## YOUR GOAL
Please give again, exactly and only, the stretch of lines from the one containing "Read all visible content and emit it as JSON." to the end of the entries below.

** EXTRACTED INFORMATION follows **

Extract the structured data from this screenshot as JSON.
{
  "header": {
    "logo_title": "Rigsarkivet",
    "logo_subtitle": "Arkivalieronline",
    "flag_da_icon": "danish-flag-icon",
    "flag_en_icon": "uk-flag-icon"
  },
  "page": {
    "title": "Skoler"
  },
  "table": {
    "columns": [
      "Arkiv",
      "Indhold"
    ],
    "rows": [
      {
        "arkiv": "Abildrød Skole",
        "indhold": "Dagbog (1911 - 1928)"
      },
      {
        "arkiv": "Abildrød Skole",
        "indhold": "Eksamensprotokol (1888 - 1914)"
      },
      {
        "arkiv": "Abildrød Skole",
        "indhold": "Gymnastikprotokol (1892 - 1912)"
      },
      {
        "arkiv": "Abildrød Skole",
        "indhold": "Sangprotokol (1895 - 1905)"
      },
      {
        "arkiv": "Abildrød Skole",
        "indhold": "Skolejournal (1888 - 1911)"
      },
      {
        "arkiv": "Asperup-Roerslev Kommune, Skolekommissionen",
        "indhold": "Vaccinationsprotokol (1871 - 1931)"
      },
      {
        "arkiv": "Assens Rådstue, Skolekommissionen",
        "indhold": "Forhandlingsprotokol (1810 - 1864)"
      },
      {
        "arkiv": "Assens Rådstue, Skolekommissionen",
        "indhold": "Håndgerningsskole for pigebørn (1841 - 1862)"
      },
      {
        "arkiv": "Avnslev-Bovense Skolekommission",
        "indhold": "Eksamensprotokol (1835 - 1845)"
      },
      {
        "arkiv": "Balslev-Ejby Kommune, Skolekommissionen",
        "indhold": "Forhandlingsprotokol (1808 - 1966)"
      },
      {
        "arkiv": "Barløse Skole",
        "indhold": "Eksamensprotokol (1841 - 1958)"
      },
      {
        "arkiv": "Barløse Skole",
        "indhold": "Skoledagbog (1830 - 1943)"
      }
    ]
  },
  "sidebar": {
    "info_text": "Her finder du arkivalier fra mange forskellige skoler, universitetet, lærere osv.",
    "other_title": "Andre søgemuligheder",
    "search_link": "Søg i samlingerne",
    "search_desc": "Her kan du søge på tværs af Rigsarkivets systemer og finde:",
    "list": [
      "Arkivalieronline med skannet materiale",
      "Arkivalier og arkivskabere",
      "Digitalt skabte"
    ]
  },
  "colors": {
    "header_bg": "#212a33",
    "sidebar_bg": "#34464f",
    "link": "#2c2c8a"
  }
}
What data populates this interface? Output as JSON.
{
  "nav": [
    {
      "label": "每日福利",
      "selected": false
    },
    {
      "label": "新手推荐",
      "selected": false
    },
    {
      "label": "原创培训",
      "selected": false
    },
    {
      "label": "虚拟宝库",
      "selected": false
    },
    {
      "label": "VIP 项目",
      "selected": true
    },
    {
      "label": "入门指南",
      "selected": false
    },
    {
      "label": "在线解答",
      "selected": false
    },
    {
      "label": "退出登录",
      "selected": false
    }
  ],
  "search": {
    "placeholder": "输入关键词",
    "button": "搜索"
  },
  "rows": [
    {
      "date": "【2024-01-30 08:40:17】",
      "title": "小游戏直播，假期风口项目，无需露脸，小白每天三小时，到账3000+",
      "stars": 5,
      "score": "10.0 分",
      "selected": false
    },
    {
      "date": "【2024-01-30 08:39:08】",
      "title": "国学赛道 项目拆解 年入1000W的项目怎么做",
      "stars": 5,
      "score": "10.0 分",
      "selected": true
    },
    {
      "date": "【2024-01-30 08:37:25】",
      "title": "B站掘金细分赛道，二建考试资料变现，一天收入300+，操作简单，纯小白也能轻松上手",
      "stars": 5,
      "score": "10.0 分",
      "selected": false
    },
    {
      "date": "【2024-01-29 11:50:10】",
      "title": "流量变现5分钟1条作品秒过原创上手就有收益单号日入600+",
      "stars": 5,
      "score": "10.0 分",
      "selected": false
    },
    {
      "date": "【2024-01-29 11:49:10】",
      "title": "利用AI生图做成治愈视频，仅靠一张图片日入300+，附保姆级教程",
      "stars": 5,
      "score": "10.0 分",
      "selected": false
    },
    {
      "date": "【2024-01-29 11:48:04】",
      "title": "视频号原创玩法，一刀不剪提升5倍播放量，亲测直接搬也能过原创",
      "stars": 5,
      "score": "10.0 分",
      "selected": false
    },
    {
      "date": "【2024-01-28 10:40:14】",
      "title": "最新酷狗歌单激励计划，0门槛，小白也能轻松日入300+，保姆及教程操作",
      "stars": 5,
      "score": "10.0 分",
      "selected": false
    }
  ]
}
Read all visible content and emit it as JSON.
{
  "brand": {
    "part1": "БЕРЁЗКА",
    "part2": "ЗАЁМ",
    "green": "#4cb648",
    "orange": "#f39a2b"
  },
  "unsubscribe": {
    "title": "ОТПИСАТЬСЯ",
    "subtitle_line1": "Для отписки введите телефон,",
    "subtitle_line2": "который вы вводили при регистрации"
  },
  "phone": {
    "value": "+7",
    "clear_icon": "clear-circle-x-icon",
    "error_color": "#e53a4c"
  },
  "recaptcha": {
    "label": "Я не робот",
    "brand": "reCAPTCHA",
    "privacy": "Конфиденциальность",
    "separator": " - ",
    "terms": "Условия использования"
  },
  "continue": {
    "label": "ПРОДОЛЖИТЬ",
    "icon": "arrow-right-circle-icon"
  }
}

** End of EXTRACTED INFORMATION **

## EXPECTED ANSWER
Read all visible content and emit it as JSON.
{
  "brand": {
    "part1": "БЕРЁЗКА",
    "part2": "ЗАЁМ",
    "green": "#4cb648",
    "orange": "#f39a2b"
  },
  "unsubscribe": {
    "title": "ОТПИСАТЬСЯ",
    "subtitle_line1": "Для отписки введите телефон,",
    "subtitle_line2": "который вы вводили при регистрации"
  },
  "phone": {
    "value": "+7",
    "clear_icon": "clear-circle-x-icon",
    "error_color": "#e53a4c"
  },
  "recaptcha": {
    "label": "Я не робот",
    "brand": "reCAPTCHA",
    "privacy": "Конфиденциальность",
    "separator": " - ",
    "terms": "Условия использования"
  },
  "continue": {
    "label": "ПРОДОЛЖИТЬ",
    "icon": "arrow-right-circle-icon"
  }
}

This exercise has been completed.